_DESCRIPTION OF THE TASK_: From the records below, return every line containing the word "this".

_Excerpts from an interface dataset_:
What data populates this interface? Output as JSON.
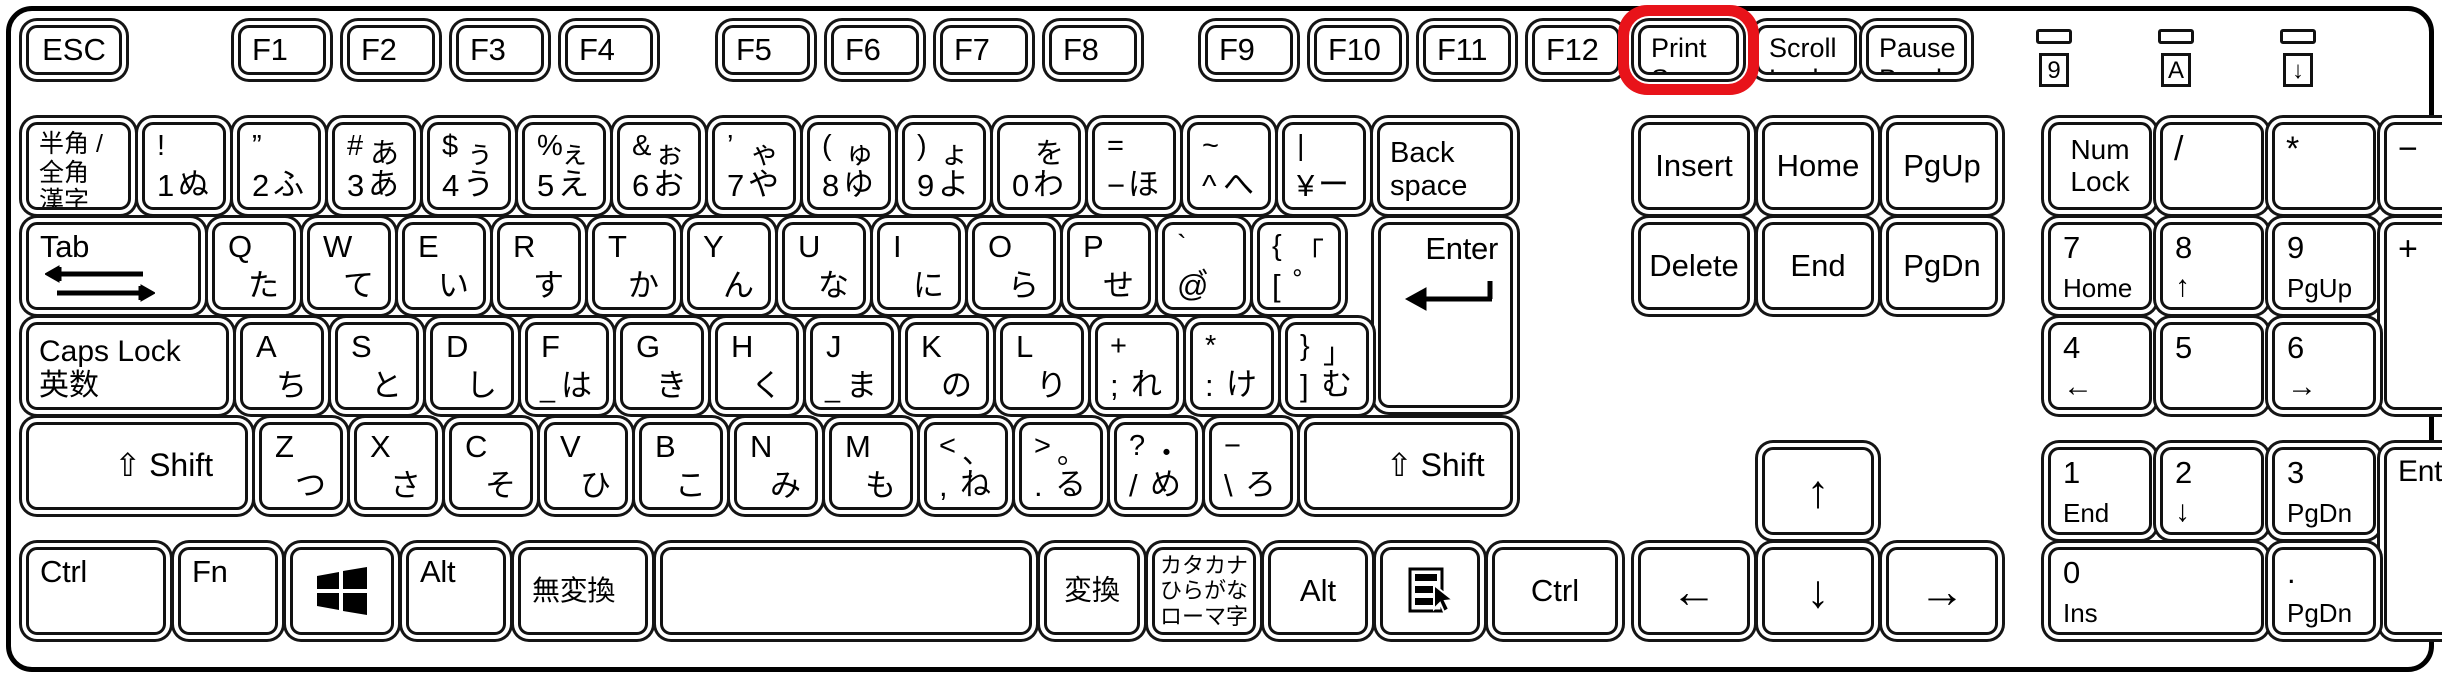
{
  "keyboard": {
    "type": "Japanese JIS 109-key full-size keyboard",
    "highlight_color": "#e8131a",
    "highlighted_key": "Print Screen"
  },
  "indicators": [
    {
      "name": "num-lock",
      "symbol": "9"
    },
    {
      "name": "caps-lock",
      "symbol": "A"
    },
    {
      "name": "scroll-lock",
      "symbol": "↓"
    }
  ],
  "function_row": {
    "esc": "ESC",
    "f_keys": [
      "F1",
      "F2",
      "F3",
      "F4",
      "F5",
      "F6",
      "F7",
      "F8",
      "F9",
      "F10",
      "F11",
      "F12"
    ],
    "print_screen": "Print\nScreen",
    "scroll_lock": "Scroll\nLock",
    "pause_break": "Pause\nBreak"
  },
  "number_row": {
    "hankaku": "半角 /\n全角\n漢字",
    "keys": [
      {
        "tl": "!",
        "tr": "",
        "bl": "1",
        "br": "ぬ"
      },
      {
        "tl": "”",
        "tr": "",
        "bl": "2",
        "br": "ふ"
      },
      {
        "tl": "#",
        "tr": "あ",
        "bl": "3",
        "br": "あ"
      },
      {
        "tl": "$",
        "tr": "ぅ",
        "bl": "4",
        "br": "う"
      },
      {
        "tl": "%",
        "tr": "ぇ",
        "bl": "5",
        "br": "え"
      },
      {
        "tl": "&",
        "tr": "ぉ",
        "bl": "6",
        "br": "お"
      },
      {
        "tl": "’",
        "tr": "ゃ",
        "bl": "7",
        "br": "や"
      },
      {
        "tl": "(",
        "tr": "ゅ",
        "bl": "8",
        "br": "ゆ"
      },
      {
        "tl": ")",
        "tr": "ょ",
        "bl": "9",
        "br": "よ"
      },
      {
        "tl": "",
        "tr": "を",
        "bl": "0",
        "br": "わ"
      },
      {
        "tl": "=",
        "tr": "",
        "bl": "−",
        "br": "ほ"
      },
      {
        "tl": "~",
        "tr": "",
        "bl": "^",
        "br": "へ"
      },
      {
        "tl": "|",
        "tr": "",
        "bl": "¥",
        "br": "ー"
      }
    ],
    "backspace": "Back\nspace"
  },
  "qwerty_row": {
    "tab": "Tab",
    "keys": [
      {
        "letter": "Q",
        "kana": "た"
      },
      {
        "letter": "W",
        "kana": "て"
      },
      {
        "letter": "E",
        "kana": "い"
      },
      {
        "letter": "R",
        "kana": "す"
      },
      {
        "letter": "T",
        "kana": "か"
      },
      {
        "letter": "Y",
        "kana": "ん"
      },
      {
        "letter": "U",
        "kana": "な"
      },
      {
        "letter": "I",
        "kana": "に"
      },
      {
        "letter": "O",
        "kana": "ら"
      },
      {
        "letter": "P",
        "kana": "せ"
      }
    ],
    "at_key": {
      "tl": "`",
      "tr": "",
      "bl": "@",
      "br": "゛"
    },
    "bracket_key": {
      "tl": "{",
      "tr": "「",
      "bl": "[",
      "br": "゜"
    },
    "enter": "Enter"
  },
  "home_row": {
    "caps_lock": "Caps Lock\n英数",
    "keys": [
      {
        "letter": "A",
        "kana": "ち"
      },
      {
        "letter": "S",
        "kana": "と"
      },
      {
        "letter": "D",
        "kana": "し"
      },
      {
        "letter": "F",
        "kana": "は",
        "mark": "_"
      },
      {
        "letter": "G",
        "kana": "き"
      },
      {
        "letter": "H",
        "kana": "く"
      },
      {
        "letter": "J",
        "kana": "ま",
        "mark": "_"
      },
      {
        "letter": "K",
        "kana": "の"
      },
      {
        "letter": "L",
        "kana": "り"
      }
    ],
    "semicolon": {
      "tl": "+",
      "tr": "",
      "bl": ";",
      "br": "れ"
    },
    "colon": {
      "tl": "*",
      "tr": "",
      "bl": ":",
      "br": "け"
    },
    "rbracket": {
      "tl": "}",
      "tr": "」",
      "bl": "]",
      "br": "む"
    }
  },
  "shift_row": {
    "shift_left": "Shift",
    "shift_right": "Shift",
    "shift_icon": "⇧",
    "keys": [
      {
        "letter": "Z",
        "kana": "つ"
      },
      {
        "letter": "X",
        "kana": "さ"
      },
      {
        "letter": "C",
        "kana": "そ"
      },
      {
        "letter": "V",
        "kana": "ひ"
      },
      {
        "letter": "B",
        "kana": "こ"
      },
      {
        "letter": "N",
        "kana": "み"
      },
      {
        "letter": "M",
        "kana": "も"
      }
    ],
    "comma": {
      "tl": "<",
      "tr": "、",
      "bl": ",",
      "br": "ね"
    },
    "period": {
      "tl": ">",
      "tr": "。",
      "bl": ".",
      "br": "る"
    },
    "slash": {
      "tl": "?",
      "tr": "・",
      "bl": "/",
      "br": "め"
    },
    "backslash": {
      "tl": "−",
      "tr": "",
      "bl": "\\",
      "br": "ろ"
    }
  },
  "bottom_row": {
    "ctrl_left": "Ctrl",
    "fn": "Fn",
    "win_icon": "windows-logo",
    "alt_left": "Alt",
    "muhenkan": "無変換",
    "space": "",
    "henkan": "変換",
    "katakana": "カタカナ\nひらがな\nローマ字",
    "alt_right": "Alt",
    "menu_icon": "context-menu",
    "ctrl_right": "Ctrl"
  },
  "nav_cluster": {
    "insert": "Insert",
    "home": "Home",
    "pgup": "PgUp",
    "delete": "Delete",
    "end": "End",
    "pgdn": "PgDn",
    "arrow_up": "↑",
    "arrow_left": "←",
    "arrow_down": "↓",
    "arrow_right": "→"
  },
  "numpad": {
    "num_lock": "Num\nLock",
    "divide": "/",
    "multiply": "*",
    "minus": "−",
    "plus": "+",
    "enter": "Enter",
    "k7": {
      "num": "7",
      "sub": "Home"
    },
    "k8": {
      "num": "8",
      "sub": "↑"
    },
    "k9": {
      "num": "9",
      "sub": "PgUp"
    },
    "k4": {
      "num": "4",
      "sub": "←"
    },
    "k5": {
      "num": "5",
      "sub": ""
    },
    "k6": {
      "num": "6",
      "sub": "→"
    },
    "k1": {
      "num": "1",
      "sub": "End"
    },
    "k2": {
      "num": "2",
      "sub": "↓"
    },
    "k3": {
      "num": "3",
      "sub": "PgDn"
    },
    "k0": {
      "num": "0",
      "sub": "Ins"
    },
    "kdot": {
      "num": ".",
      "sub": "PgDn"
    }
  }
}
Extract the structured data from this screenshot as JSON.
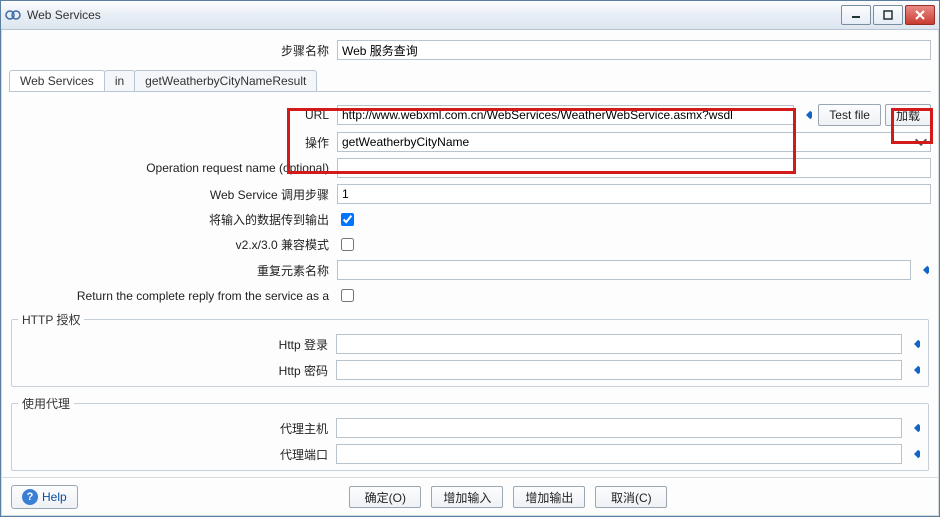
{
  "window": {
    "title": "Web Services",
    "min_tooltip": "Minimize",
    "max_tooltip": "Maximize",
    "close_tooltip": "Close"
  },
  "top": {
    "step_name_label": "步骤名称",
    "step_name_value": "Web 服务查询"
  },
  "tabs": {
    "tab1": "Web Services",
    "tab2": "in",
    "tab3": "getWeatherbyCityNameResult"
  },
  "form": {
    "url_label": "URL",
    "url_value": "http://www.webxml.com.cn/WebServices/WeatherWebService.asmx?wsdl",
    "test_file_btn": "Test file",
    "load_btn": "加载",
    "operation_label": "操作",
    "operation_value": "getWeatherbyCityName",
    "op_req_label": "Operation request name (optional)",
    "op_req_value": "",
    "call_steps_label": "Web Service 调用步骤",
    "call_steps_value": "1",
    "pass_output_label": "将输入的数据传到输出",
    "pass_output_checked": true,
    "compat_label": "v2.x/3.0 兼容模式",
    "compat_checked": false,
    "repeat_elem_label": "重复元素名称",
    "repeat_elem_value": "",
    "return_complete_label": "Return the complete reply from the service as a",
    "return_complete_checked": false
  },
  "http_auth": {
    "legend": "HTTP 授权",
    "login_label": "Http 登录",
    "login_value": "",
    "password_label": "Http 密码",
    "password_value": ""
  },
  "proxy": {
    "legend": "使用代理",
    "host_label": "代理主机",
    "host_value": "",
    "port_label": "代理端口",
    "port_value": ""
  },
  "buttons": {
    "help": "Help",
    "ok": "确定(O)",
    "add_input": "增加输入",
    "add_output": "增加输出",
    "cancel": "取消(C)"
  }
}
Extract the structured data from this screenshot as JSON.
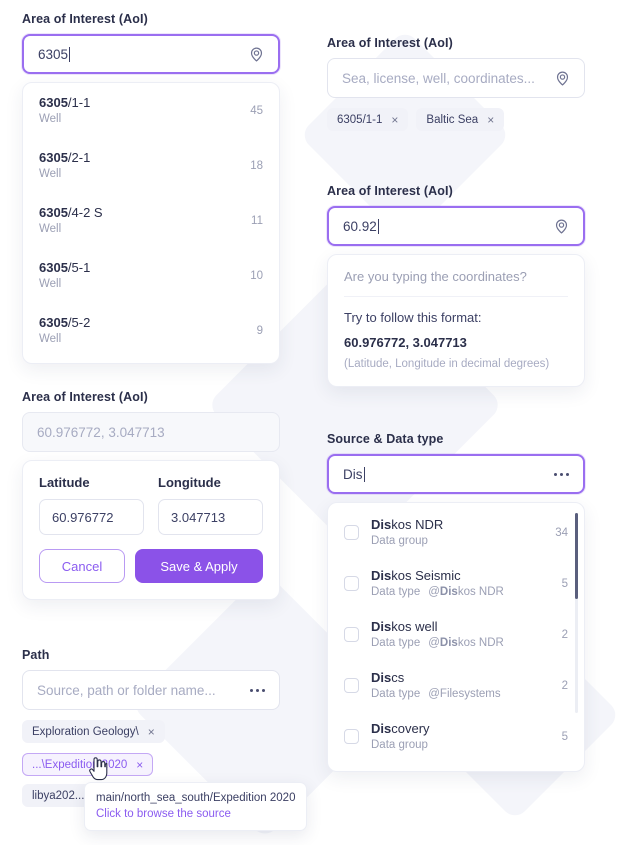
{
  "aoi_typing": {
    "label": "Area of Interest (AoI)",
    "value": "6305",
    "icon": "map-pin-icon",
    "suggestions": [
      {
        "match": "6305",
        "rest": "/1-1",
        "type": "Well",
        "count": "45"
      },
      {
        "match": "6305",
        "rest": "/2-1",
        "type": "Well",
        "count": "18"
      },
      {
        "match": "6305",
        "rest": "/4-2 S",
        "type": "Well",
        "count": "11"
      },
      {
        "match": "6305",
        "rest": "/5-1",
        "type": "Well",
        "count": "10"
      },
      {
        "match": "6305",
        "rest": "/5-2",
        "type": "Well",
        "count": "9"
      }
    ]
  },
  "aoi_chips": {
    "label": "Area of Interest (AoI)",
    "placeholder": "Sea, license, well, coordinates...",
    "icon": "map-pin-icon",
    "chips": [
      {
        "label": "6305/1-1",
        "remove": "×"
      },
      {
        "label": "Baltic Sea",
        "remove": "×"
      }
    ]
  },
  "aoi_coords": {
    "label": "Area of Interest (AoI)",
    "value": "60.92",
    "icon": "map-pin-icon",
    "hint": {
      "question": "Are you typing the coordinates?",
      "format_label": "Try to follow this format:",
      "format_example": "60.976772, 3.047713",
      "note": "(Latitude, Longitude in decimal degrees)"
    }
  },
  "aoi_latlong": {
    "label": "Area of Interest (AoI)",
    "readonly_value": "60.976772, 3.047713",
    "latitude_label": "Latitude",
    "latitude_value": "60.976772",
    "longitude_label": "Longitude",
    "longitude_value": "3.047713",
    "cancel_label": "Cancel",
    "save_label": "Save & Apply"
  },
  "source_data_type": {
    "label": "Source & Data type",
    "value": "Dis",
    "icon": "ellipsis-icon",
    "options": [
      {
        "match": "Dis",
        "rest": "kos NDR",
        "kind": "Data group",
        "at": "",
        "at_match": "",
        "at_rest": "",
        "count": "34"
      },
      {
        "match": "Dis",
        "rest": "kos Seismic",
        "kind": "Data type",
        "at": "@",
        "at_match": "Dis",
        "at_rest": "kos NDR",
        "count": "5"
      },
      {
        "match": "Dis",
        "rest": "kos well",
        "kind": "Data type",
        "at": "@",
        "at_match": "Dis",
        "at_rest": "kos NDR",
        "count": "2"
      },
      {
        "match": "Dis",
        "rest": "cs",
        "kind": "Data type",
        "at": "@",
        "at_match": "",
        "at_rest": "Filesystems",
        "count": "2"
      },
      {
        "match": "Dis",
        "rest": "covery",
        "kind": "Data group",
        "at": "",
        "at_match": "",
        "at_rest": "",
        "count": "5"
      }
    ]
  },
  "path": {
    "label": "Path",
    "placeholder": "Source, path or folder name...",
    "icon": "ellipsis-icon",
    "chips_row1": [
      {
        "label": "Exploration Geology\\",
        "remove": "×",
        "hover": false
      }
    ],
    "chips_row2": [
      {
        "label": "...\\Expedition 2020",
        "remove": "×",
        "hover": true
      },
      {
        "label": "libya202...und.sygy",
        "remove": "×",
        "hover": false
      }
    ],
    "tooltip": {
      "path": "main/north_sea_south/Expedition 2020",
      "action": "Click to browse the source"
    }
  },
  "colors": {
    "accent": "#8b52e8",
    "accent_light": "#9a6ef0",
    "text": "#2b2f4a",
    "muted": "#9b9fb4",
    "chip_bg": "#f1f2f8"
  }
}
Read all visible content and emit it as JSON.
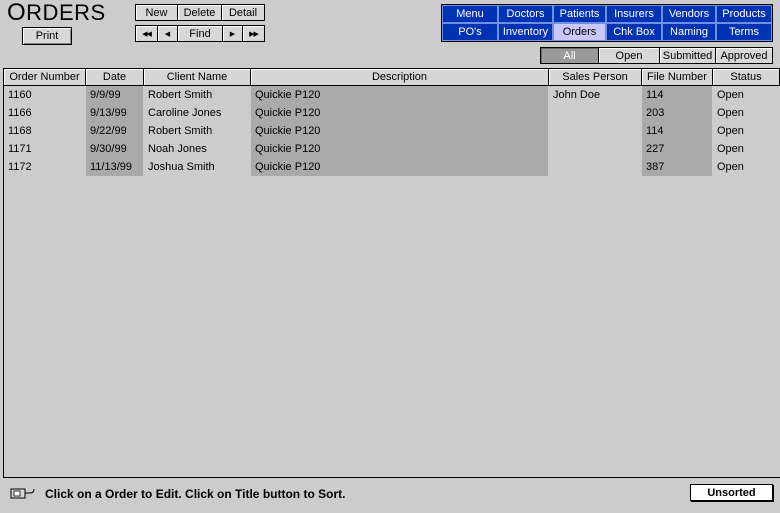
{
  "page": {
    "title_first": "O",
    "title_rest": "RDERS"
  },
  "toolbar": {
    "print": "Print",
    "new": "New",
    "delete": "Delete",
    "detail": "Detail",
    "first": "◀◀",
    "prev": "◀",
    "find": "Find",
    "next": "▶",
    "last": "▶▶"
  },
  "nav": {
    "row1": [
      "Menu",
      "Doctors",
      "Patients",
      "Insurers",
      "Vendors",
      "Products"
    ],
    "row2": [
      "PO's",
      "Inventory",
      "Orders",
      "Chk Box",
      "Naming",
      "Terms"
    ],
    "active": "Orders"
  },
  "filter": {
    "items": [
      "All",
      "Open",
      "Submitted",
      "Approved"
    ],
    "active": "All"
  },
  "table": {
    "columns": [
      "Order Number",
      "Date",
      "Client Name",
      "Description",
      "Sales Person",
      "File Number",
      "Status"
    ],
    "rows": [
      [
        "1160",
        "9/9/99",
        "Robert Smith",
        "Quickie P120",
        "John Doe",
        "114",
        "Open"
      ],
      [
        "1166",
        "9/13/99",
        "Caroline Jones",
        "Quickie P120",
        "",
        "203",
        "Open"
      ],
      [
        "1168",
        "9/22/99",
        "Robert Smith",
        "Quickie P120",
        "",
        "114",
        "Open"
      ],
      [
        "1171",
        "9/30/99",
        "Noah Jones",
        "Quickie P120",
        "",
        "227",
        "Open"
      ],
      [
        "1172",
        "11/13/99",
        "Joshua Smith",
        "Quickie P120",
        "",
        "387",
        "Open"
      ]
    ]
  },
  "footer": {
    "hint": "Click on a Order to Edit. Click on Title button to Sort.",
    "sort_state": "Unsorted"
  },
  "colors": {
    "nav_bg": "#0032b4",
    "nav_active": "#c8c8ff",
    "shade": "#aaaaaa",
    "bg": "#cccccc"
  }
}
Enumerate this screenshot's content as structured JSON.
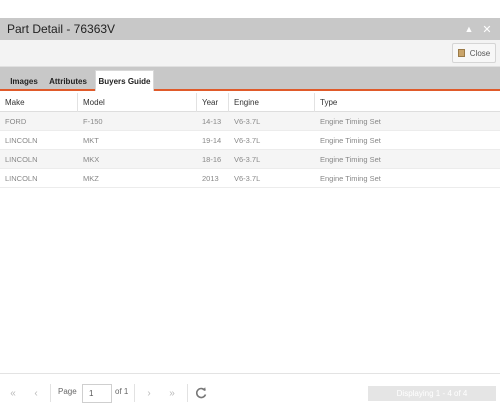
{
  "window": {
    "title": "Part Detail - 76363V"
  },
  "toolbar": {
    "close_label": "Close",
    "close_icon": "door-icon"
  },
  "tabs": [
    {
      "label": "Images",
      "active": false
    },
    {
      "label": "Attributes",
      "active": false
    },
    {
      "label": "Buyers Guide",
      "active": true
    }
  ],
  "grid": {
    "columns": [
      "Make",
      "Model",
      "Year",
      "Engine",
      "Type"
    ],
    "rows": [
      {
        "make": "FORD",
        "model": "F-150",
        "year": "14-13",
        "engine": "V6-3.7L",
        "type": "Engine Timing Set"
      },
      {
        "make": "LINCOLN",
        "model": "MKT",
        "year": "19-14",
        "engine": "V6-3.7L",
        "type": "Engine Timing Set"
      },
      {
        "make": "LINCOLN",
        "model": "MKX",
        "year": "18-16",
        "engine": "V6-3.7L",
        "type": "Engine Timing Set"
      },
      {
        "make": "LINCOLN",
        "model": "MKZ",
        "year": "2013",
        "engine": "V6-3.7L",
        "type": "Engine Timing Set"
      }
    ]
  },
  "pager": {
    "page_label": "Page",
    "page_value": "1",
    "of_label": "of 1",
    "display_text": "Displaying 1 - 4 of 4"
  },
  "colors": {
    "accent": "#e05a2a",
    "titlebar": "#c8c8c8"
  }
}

_RESPONSE AREA_:
What data populates this interface? Output as JSON.
Extract the structured data from this screenshot as JSON.
Extract the structured data from this screenshot as JSON.
      "format_label": "Try to follow this format:",
Enumerate this screenshot's content as structured JSON.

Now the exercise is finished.